Tuesday, April 9, 2013

The sorrow of suicide, let's talk about it.





                                                                                                               
                                                 
 
 
Because of stigma, most obituaries do not mention the word suicide. It seems to me the most common label used in obituaries is "died unexpectedly," or “died suddenly" A very sad report came out of the Saddleback Church this past weekend. Rick Warren is the well-known pastor of this mega church in California. His son, Matthew, committed suicide Friday.
Because of Pastor Warren's fame (much of it has come after he wrote (A Purpose Driven Life), a window has been opened that creates an opportunity for a national discussion about suicide.
Suicide is responsible for 49.1% of violent deaths worldwide. This is much more than both homicides and war related deaths. It is a global problem.
I have written a number of blogs on the subject of suicide. My own sister, Cyndi, committed suicide in 2006. She was a mother of three children who were sixteen, fourteen and twelve years of age at the time. I will be discussing the very important topic suicide in blogs during the next week.
Robyn and I are co-authors of a book called, Broken Minds Hope for Healing When You Feel Like You're Losing It.  The biggest chapter is on suicide.  It is available both in Kindle and paper back.
It is published by Kregel Publications of Grand Rapids, MI, USA. For reviews and to purchase, please go to http://www.amazon.com/Broken-Minds-Healing-Youre-Losing/dp/0825421187
 
 












We have a guest blogger this time. His name is Randy Isaac. Please read his perspective.
We thank him for his contribution and we continue to pray for the Warrens and this epidemic of suicide.
Dr. Randy Isaac
Bimodal impact
Bible verses may not always have the impact we intend.

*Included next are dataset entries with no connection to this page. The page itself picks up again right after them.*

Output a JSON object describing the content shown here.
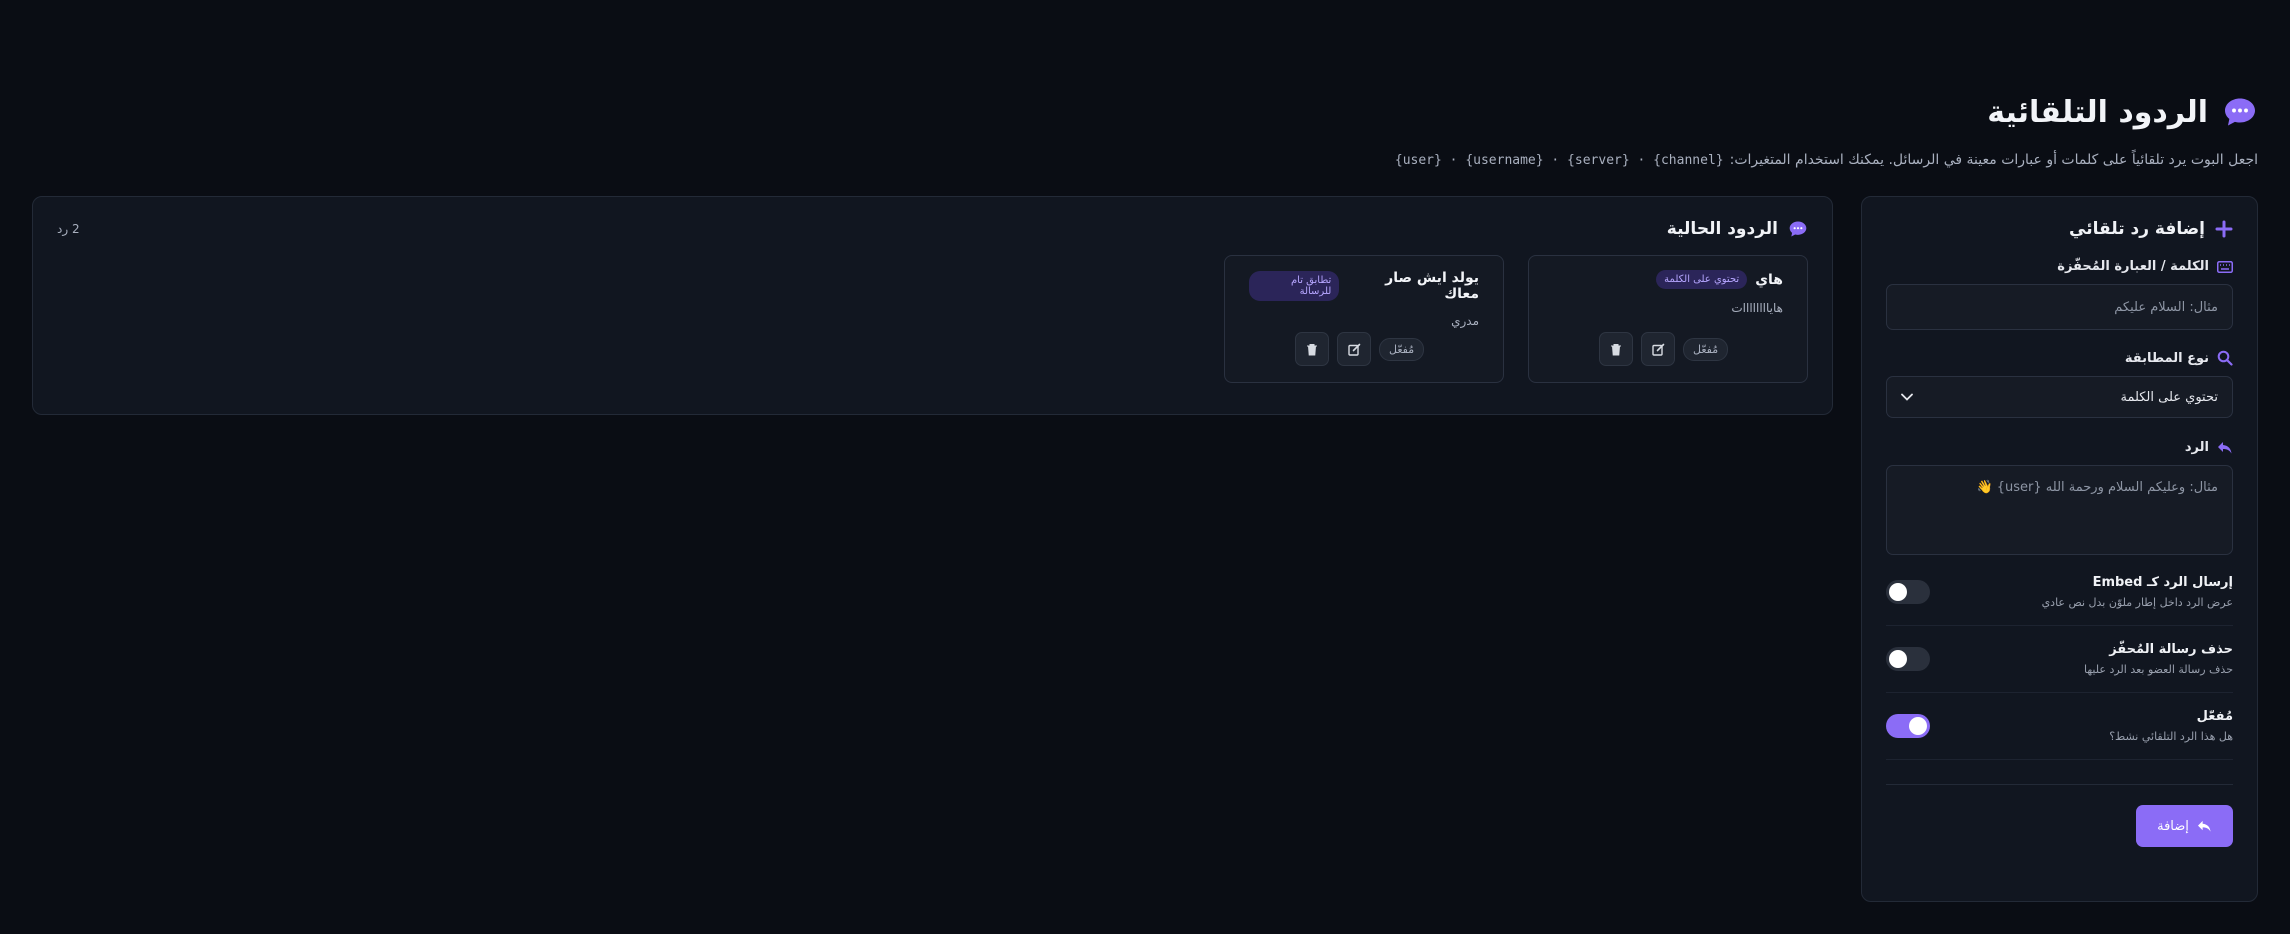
{
  "header": {
    "title": "الردود التلقائية",
    "description": "اجعل البوت يرد تلقائياً على كلمات أو عبارات معينة في الرسائل. يمكنك استخدام المتغيرات:",
    "variables": "{user} · {username} · {server} · {channel}"
  },
  "form": {
    "title": "إضافة رد تلقائي",
    "trigger_label": "الكلمة / العبارة المُحفّزة",
    "trigger_placeholder": "مثال: السلام عليكم",
    "match_label": "نوع المطابقة",
    "match_value": "تحتوي على الكلمة",
    "response_label": "الرد",
    "response_placeholder": "مثال: وعليكم السلام ورحمة الله {user} 👋",
    "toggles": [
      {
        "title": "إرسال الرد كـ Embed",
        "desc": "عرض الرد داخل إطار ملوّن بدل نص عادي",
        "on": false
      },
      {
        "title": "حذف رسالة المُحفّز",
        "desc": "حذف رسالة العضو بعد الرد عليها",
        "on": false
      },
      {
        "title": "مُفعّل",
        "desc": "هل هذا الرد التلقائي نشط؟",
        "on": true
      }
    ],
    "submit_label": "إضافة"
  },
  "list": {
    "title": "الردود الحالية",
    "count": "2 رد",
    "items": [
      {
        "keyword": "هاي",
        "badge": "تحتوي على الكلمة",
        "response": "هاياااااااات",
        "status": "مُفعّل"
      },
      {
        "keyword": "يولد ايش صار معاك",
        "badge": "تطابق تام للرسالة",
        "response": "مدري",
        "status": "مُفعّل"
      }
    ]
  },
  "colors": {
    "background": "#0a0d14",
    "card": "#111620",
    "accent": "#8b6cf6",
    "badge_bg": "#2b2559",
    "badge_text": "#b6a6ff"
  },
  "icons": {
    "title": "chat-bubble-icon",
    "add": "plus-icon",
    "trigger": "keyboard-icon",
    "match": "search-icon",
    "response": "reply-icon",
    "edit": "edit-icon",
    "delete": "trash-icon"
  }
}
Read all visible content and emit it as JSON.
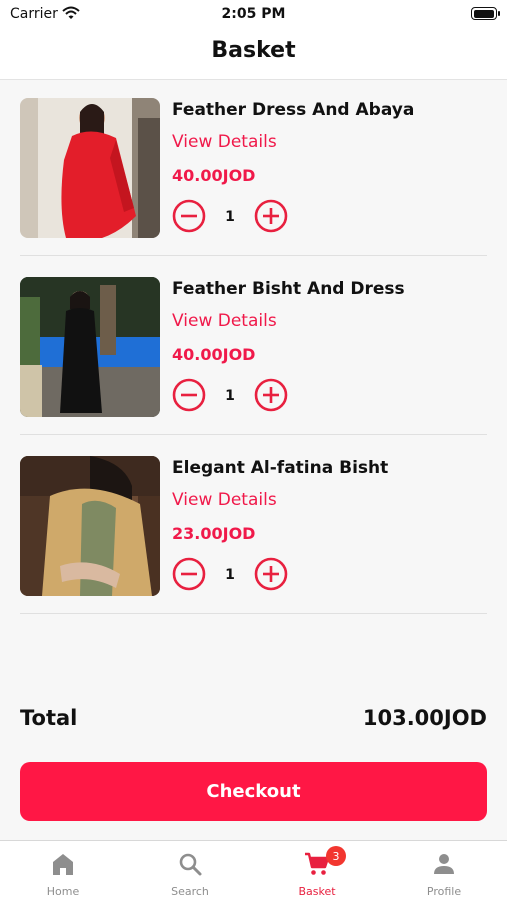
{
  "status_bar": {
    "carrier": "Carrier",
    "time": "2:05 PM",
    "battery_level": 1.0
  },
  "header": {
    "title": "Basket"
  },
  "basket": {
    "items": [
      {
        "name": "Feather Dress And Abaya",
        "details_label": "View Details",
        "price": "40.00JOD",
        "quantity": "1"
      },
      {
        "name": "Feather Bisht And Dress",
        "details_label": "View Details",
        "price": "40.00JOD",
        "quantity": "1"
      },
      {
        "name": "Elegant Al-fatina Bisht",
        "details_label": "View Details",
        "price": "23.00JOD",
        "quantity": "1"
      }
    ],
    "total_label": "Total",
    "total_value": "103.00JOD",
    "checkout_label": "Checkout"
  },
  "tab_bar": {
    "tabs": [
      {
        "label": "Home",
        "icon": "home-icon",
        "active": false
      },
      {
        "label": "Search",
        "icon": "search-icon",
        "active": false
      },
      {
        "label": "Basket",
        "icon": "cart-icon",
        "active": true,
        "badge": "3"
      },
      {
        "label": "Profile",
        "icon": "person-icon",
        "active": false
      }
    ]
  },
  "colors": {
    "accent": "#ff1745",
    "price": "#f0194a",
    "tab_active": "#e8203f",
    "tab_inactive": "#8e8e8e",
    "badge": "#f2362f"
  }
}
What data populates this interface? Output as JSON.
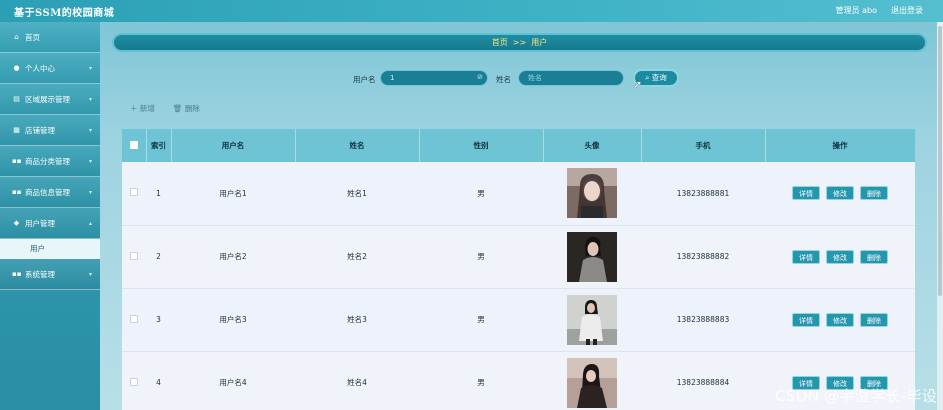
{
  "header": {
    "title": "基于SSM的校园商城",
    "admin_text": "管理员 abo",
    "logout": "退出登录"
  },
  "sidebar": {
    "items": [
      {
        "label": "首页",
        "icon": "home-icon"
      },
      {
        "label": "个人中心",
        "icon": "user-icon"
      },
      {
        "label": "区域展示管理",
        "icon": "list-icon"
      },
      {
        "label": "店铺管理",
        "icon": "store-icon"
      },
      {
        "label": "商品分类管理",
        "icon": "grid-icon"
      },
      {
        "label": "商品信息管理",
        "icon": "grid-icon"
      },
      {
        "label": "用户管理",
        "icon": "user-group-icon"
      },
      {
        "label": "系统管理",
        "icon": "grid-icon"
      }
    ],
    "submenu_label": "用户"
  },
  "breadcrumb": {
    "home": "首页",
    "separator": ">>",
    "current": "用户"
  },
  "search": {
    "username_label": "用户名",
    "username_value": "1",
    "name_label": "姓名",
    "name_placeholder": "姓名",
    "query_button": "查询"
  },
  "actions": {
    "add": "新增",
    "delete": "删除"
  },
  "table": {
    "headers": [
      "索引",
      "用户名",
      "姓名",
      "性别",
      "头像",
      "手机",
      "操作"
    ],
    "rows": [
      {
        "index": "1",
        "username": "用户名1",
        "name": "姓名1",
        "gender": "男",
        "phone": "13823888881"
      },
      {
        "index": "2",
        "username": "用户名2",
        "name": "姓名2",
        "gender": "男",
        "phone": "13823888882"
      },
      {
        "index": "3",
        "username": "用户名3",
        "name": "姓名3",
        "gender": "男",
        "phone": "13823888883"
      },
      {
        "index": "4",
        "username": "用户名4",
        "name": "姓名4",
        "gender": "男",
        "phone": "13823888884"
      }
    ],
    "ops": {
      "detail": "详情",
      "edit": "修改",
      "delete": "删除"
    }
  },
  "watermark": "CSDN @宇澄学长-毕设",
  "colors": {
    "accent": "#1c8aa0",
    "sidebar": "#2f97ad",
    "header_row": "#6ec3d4",
    "breadcrumb_text": "#ffe680"
  }
}
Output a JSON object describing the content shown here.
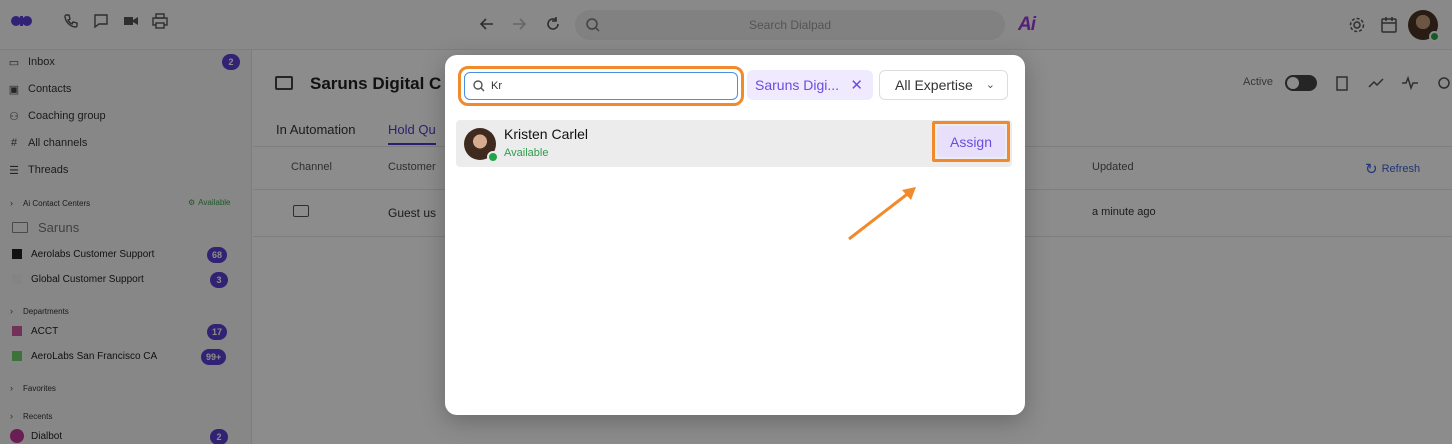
{
  "topbar": {
    "search_placeholder": "Search Dialpad",
    "ai_logo": "Ai"
  },
  "sidebar": {
    "items": [
      {
        "label": "Inbox",
        "badge": "2",
        "icon": "inbox-icon"
      },
      {
        "label": "Contacts",
        "icon": "contacts-icon"
      },
      {
        "label": "Coaching group",
        "icon": "users-icon"
      },
      {
        "label": "All channels",
        "icon": "hash-icon"
      },
      {
        "label": "Threads",
        "icon": "threads-icon"
      }
    ],
    "ai_contact_centers": {
      "label": "Ai Contact Centers",
      "status": "Available"
    },
    "current_group": "Saruns",
    "contact_centers": [
      {
        "label": "Aerolabs Customer Support",
        "badge": "68",
        "color": "#222222"
      },
      {
        "label": "Global Customer Support",
        "badge": "3",
        "color": "#f0f0f0"
      }
    ],
    "departments_label": "Departments",
    "departments": [
      {
        "label": "ACCT",
        "badge": "17",
        "color": "#d45aa0"
      },
      {
        "label": "AeroLabs San Francisco CA",
        "badge": "99+",
        "color": "#6fcf6f"
      }
    ],
    "favorites_label": "Favorites",
    "recents_label": "Recents",
    "recents": [
      {
        "label": "Dialbot",
        "badge": "2"
      }
    ]
  },
  "main": {
    "title": "Saruns Digital C",
    "active_label": "Active",
    "tabs": [
      "In Automation",
      "Hold Qu"
    ],
    "columns": {
      "channel": "Channel",
      "customer": "Customer",
      "updated": "Updated"
    },
    "refresh_label": "Refresh",
    "row": {
      "customer": "Guest us",
      "updated": "a minute ago"
    }
  },
  "modal": {
    "search_value": "Kr",
    "filter_chip": "Saruns Digi...",
    "expertise_dropdown": "All Expertise",
    "agent": {
      "name": "Kristen Carlel",
      "status": "Available"
    },
    "assign_label": "Assign"
  },
  "colors": {
    "highlight": "#f08a2c",
    "accent": "#6a4de0",
    "available": "#2e9d4c"
  }
}
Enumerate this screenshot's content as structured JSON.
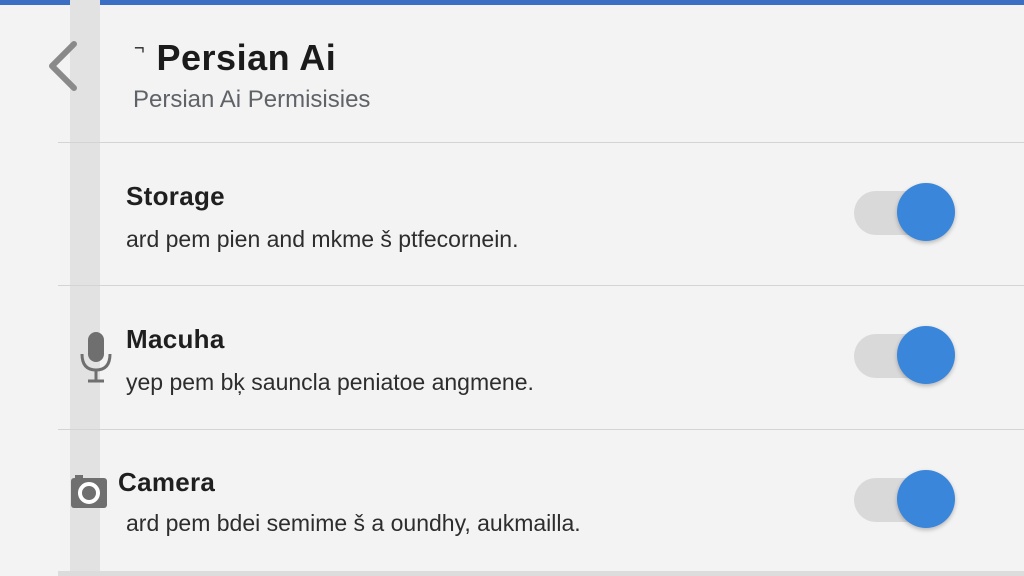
{
  "header": {
    "title_mark": "¬",
    "title": "Persian Ai",
    "subtitle": "Persian Ai Permisisies"
  },
  "colors": {
    "accent": "#3a6fc4",
    "toggle_on": "#3a86db",
    "track": "#d9d9d9"
  },
  "permissions": [
    {
      "title": "Storage",
      "description": "ard pem pien and mkme š ptfecornein.",
      "icon": "none",
      "enabled": true
    },
    {
      "title": "Macuha",
      "description": "yep pem bķ sauncla peniatoe angmene.",
      "icon": "microphone-icon",
      "enabled": true
    },
    {
      "title": "Camera",
      "description": "ard pem bdei semime š a oundhy, aukmailla.",
      "icon": "camera-icon",
      "enabled": true
    }
  ]
}
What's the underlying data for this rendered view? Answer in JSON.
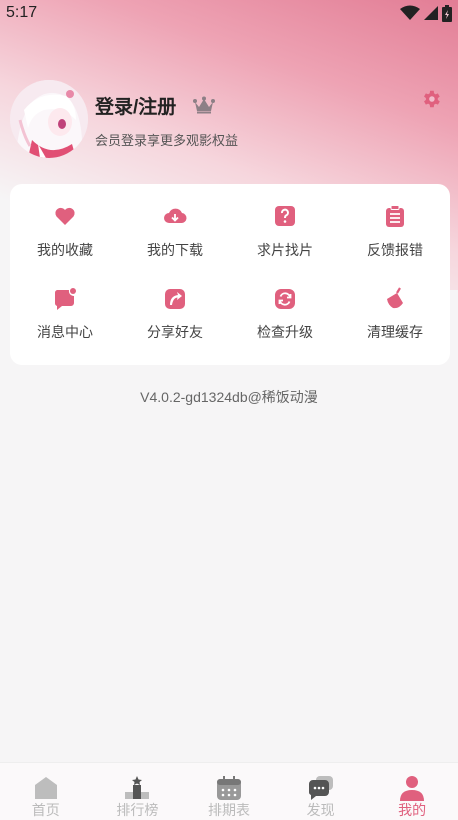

Seed that falls on one type of soil will get a different response than seed on another type of soil. We must be careful how we apply verses.
I’ve learned the hard way that a Bible verse that means one thing to me will have an entirely different impact on someone with bipolar disorder. For an example, consider the different connotations that one particular verse might have. I Corinthians 10:13 is frequently quoted by many Christians. The NIV renders it this way: “No temptation has overtaken you except what is common to mankind. And God is faithful; he will not let you be tempted beyond what you can bear. But when you are tempted, he will also provide a way out so that you can endure it.” The Greek word for “temptation” or “tempted” can also mean “tested” but often informal use just substitutes “given” as in “you will not be given anything beyond what you can bear,” implicitly broadening the meaning far beyond either temptation or testing.
While this verse serves as encouragement to most people who are comforted by the thought that God limits the extent of suffering to something short of being intolerable, others may not see it that way. Don’t be surprised if someone with depression or other mental illness responds in one or more of these ways.
That shows I’m a failure.” I’m already beyond the point of enduring the mental anguish. It just shows that I’m such a failure I can’t even endure what the Bible says I can.
God is against me.” Instead of providing a safety net to keep me from getting more than I can bear, He is pushing me to see if I really can endure it. I’m alone in this fight against God.
“I don’t need to take my meds or get therapy.” If God won’t let my problems get worse than I can bear, why bother getting treatment? It won’t become intolerable no matter what I do or don’t do.
I’ll die anyway.” Being able to “endure it” doesn’t mean I won’t die. Almost all the apostles were martyrs and surely this verse applied to them. This is no guarantee I’ll survive.
Praise God and die.” If failing to endure means to follow Job’s wife’s advice and “Curse God and die,” why don’t I just “Praise God and die” to relieve all this anguish, make it easier on my friends and family, and see my Maker sooner to find out what this anguish was all about.
I am all alone.” Everyone else seems to endure their temptation with ease and walk around with a smile on their face. I alone am singled out to be stretched to the limit.
This doesn’t apply to me.” Who says that “temptation” or “testing” relates to mental illness? Aren’t depression and other mental illnesses due to genetic and biochemical imbalances? Would you quote this verse to someone struggling with terminal cancer?


Seeing the world through the black-tinted glasses of someone tormented with mental illness, a verse that is comforting to so many people may come across as harsh and taunting. Well-trained counselors are familiar with this response and know how to gauge a person’s reaction. Poorly-trained counselors and well-meaning friends and family often toss out biblical quotes such as these and are puzzled by the reaction. What someone afflicted with mental illness needs most of all is not a litany of Bible verses but professional help and empathetic, unconditional love from family, friends, and the church.